Wednesday, May 30, 2012
Inside the numbers: Francisco's finishing
By Mark Simon, ESPN Stats & Information
Frank Francisco didn’t make the best of first impressions on Mets fans.
Frank Francisco has changed his approach to pitching to lefties, and it is paying off.
But in the last 10 days, he’s looked like a much better pitcher. What’s behind the improvement in results? Let’s take a closer look.
Francisco averaged 93 miles-per-hour on his fastball through his first 18 outings. But in his last five appearances, he’s averaged 94 miles-per-hour with that pitch.
His best fastball velocity of the season was the 95 miles-per-hour he averaged in striking out the side in Toronto. He posted similar numbers in Tuesday’s save against the Phillies.
Can’t Square Him Up
That improved fastball velocity has likely led to this result. In his first 18 outings, hitters were putting 40 percent of their swings against Francisco into play.
But of the 36 swings they’ve taken in his last five games, they’ve only hit nine of them (25 percent).
One caveat to that: Francisco got four swings-and-misses with the heat in last Sunday’s save versus the Blue Jays (which started the run). He’s only gotten three with any pitch since then.
Taking What The Hitter Gives Him
In Francisco’s last three appearances, he’s thrown 24 pitches that a hitter has taken. He’s gotten 12 called strikes. That’s a very good rate, particularly compared to how he fared prior to that.
In his first 20 appearances, Francisco was getting called strikes on only 27 percent of his takes.
No More Pitching In
One of the big issues that Francisco had when he was struggling was that his inside pitches were getting hammered. Opponents were 9-for-23 with four doubles and a triple on his inside pitches prior to this five-game hot streak.

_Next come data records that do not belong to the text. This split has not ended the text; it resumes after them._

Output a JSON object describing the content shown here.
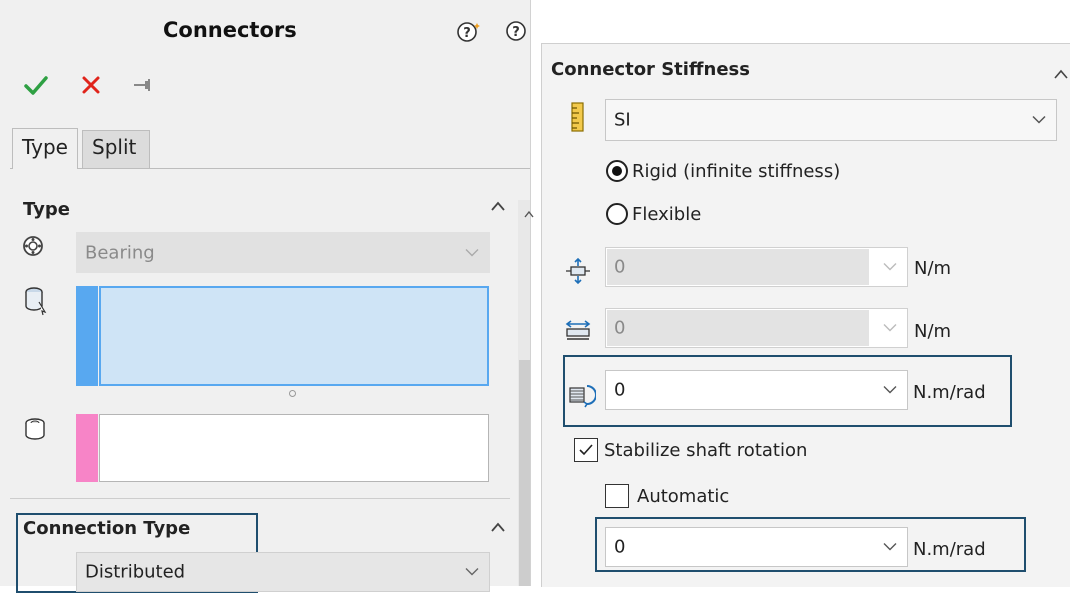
{
  "left": {
    "title": "Connectors",
    "tabs": [
      {
        "label": "Type"
      },
      {
        "label": "Split"
      }
    ],
    "type_section": {
      "title": "Type",
      "connector_type": "Bearing"
    },
    "connection_type_section": {
      "title": "Connection Type",
      "value": "Distributed"
    }
  },
  "right": {
    "title": "Connector Stiffness",
    "units": "SI",
    "options": [
      {
        "label": "Rigid (infinite stiffness)",
        "checked": true
      },
      {
        "label": "Flexible",
        "checked": false
      }
    ],
    "axial_stiffness": {
      "value": "0",
      "unit": "N/m"
    },
    "lateral_stiffness": {
      "value": "0",
      "unit": "N/m"
    },
    "rotational_stiffness": {
      "value": "0",
      "unit": "N.m/rad"
    },
    "stabilize": {
      "label": "Stabilize shaft rotation",
      "checked": true
    },
    "automatic": {
      "label": "Automatic",
      "checked": false
    },
    "stabilize_value": {
      "value": "0",
      "unit": "N.m/rad"
    }
  },
  "colors": {
    "ok": "#2ea043",
    "cancel": "#e0241b",
    "highlight_border": "#1f4e6e",
    "selection_blue": "#58a8f0",
    "selection_pink": "#f784c7"
  }
}
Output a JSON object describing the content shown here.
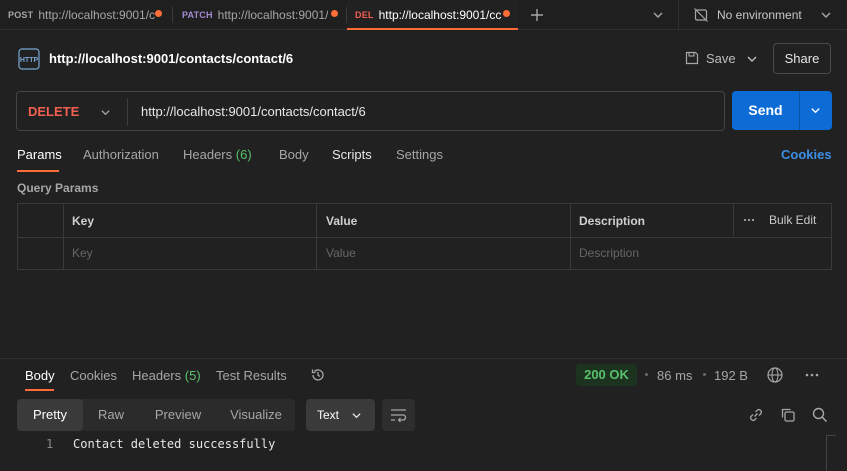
{
  "tabs": [
    {
      "method": "POST",
      "method_color": "#a6a6a6",
      "url": "http://localhost:9001/c",
      "active": false
    },
    {
      "method": "PATCH",
      "method_color": "#a58bd1",
      "url": "http://localhost:9001/",
      "active": false
    },
    {
      "method": "DEL",
      "method_color": "#f05f4f",
      "url": "http://localhost:9001/cc",
      "active": true
    }
  ],
  "environment": {
    "label": "No environment"
  },
  "request": {
    "title": "http://localhost:9001/contacts/contact/6",
    "save_label": "Save",
    "share_label": "Share",
    "method": "DELETE",
    "url": "http://localhost:9001/contacts/contact/6",
    "send_label": "Send"
  },
  "request_tabs": {
    "params": "Params",
    "authorization": "Authorization",
    "headers": "Headers",
    "headers_count": "(6)",
    "body": "Body",
    "scripts": "Scripts",
    "settings": "Settings",
    "cookies": "Cookies"
  },
  "query_params": {
    "title": "Query Params",
    "columns": {
      "key": "Key",
      "value": "Value",
      "description": "Description",
      "bulk_edit": "Bulk Edit"
    },
    "placeholders": {
      "key": "Key",
      "value": "Value",
      "description": "Description"
    }
  },
  "response": {
    "tabs": {
      "body": "Body",
      "cookies": "Cookies",
      "headers": "Headers",
      "headers_count": "(5)",
      "test_results": "Test Results"
    },
    "status": "200 OK",
    "time": "86 ms",
    "size": "192 B",
    "views": {
      "pretty": "Pretty",
      "raw": "Raw",
      "preview": "Preview",
      "visualize": "Visualize"
    },
    "format": "Text",
    "lines": [
      {
        "number": "1",
        "text": "Contact deleted successfully"
      }
    ]
  },
  "colors": {
    "accent": "#ff6c37",
    "send": "#0d6bd6",
    "delete": "#f05f4f",
    "success": "#59c16c",
    "link": "#3d8fe6"
  }
}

Francisco seems to have made the decision that he will rarely work inside. He was throwing the inside pitch at a rate of about once for every three pitches.
But in this five-game run, he’s thrown only nine of 73 pitches on the inner-third or closer to the hitter. (about one of every eight pitches). He’s worked both over the middle and to the outside part of the plate with greater frequency.
Right vs. Left
The heat map atop this piece shows Francisco’s primary pitch locations to lefties and you can note that he’s turned his attention to working them down and away. Left-handed hitters were hitting .361 with two home runs and seven walks against him prior to May 20.
But in the last five games, Francisco has retired all 10 left-handed hitters he’s faced.